Exercise instructions - Count how many lines in the data below include "date". Answer with the number only.

━━━ Source material

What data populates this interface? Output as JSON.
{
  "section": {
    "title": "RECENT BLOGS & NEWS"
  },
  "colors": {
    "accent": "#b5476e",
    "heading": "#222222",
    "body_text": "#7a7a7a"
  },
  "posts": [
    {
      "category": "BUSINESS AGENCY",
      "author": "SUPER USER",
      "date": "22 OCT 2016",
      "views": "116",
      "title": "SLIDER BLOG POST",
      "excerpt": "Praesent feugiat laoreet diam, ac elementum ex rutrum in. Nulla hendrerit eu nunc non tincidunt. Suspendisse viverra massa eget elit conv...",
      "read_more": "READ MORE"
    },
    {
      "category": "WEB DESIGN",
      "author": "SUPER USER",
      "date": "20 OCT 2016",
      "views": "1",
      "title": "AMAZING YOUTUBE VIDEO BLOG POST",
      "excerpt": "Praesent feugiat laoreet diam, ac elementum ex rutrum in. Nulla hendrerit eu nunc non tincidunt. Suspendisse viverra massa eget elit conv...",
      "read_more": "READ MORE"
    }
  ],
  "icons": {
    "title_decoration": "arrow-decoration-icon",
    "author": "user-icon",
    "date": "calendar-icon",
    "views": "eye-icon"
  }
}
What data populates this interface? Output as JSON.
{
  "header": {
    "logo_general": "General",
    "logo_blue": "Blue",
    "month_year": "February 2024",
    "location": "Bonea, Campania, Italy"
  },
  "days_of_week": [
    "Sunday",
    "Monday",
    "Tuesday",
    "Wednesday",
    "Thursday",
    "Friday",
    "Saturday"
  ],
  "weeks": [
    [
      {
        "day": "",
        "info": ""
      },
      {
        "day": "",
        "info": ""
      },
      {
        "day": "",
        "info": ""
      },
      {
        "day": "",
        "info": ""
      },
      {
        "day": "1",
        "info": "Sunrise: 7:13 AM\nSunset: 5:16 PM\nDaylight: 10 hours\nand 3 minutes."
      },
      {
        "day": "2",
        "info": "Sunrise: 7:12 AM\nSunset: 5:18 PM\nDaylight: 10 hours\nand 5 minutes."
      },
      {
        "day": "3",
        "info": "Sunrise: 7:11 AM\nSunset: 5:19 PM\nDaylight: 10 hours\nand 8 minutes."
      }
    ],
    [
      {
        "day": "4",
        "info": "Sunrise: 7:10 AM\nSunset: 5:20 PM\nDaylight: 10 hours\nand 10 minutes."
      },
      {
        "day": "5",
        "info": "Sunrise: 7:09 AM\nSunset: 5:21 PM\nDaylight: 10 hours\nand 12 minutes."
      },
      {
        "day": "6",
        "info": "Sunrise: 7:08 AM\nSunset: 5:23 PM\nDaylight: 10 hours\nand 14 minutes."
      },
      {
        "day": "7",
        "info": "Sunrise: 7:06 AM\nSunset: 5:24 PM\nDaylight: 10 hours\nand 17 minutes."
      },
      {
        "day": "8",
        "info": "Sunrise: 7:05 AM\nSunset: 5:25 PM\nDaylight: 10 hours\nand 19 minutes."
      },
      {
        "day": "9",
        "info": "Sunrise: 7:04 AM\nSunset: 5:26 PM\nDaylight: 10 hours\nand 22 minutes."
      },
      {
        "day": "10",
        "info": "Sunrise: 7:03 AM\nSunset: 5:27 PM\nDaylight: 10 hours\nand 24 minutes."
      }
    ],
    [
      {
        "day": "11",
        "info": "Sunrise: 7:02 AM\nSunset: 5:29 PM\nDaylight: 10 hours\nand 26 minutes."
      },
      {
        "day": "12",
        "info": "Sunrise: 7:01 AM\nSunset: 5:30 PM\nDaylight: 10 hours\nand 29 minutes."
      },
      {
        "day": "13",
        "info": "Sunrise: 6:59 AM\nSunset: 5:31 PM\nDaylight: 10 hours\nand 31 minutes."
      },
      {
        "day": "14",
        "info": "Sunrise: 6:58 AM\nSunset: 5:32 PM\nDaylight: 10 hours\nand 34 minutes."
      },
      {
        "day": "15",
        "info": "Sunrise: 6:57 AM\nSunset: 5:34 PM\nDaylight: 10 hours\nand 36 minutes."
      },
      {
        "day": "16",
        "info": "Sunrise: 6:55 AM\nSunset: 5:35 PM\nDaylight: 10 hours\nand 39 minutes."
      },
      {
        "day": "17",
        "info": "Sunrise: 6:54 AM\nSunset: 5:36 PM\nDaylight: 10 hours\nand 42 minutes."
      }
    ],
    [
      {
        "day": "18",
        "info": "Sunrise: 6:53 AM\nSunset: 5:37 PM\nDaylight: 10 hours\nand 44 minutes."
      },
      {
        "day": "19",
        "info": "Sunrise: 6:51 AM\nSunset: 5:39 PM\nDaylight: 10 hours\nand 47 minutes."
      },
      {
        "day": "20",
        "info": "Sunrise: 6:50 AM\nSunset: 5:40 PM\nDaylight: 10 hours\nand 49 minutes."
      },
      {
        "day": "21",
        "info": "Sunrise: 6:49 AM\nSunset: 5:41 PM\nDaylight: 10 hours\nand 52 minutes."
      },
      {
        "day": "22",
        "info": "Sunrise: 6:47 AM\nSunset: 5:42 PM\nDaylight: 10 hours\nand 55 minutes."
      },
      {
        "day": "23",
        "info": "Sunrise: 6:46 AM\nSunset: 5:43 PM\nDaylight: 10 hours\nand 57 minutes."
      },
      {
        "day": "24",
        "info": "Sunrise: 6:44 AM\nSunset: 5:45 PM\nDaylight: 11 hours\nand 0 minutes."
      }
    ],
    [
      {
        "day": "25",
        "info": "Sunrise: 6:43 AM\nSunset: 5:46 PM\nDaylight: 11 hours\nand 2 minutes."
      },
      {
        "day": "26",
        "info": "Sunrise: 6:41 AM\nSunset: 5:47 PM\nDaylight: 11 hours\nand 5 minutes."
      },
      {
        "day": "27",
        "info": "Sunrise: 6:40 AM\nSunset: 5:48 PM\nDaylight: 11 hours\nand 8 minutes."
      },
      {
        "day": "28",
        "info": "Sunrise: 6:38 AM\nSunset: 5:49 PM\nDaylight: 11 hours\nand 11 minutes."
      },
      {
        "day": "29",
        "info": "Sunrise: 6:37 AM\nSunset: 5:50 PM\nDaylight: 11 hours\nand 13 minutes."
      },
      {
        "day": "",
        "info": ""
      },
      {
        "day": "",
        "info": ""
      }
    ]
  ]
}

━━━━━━

Reply to the task - 3